++++ Dataset records ++++
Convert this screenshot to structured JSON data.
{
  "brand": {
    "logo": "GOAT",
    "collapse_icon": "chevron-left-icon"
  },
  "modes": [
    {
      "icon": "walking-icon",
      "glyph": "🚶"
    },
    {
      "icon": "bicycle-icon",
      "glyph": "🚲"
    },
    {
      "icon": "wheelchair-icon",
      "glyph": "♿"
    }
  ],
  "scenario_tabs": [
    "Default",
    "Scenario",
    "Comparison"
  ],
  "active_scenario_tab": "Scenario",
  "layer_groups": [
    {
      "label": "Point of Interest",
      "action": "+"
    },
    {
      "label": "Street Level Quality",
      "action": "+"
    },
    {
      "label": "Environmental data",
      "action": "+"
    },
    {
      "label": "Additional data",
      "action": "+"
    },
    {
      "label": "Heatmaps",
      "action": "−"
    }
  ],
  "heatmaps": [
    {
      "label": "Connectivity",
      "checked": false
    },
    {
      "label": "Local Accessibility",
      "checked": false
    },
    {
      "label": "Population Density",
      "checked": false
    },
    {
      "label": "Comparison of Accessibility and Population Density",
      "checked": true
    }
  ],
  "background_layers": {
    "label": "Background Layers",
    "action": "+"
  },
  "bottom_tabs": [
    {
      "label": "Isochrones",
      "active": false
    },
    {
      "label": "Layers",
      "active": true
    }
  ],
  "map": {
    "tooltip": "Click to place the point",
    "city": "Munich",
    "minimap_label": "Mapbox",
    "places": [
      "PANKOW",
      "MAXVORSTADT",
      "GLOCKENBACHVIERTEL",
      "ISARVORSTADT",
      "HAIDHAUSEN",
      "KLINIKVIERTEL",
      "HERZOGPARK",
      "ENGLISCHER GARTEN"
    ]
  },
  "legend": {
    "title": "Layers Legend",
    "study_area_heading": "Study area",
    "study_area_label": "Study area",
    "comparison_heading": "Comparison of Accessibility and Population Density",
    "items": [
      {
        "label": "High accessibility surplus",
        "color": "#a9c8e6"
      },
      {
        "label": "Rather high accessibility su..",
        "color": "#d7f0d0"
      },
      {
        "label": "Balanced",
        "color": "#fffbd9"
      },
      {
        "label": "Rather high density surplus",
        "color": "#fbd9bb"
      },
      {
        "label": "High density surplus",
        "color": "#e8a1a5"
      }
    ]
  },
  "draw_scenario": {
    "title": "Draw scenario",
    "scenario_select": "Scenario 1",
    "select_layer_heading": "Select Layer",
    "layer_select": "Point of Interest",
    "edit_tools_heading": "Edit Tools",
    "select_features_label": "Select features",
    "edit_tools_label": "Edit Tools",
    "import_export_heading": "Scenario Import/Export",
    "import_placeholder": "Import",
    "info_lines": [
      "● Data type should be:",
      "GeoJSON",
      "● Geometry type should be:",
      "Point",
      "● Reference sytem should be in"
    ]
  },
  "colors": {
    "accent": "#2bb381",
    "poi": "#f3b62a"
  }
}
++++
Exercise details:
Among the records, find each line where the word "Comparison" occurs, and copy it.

Answer below:
    "Comparison"
      "label": "Comparison of Accessibility and Population Density",
    "comparison_heading": "Comparison of Accessibility and Population Density",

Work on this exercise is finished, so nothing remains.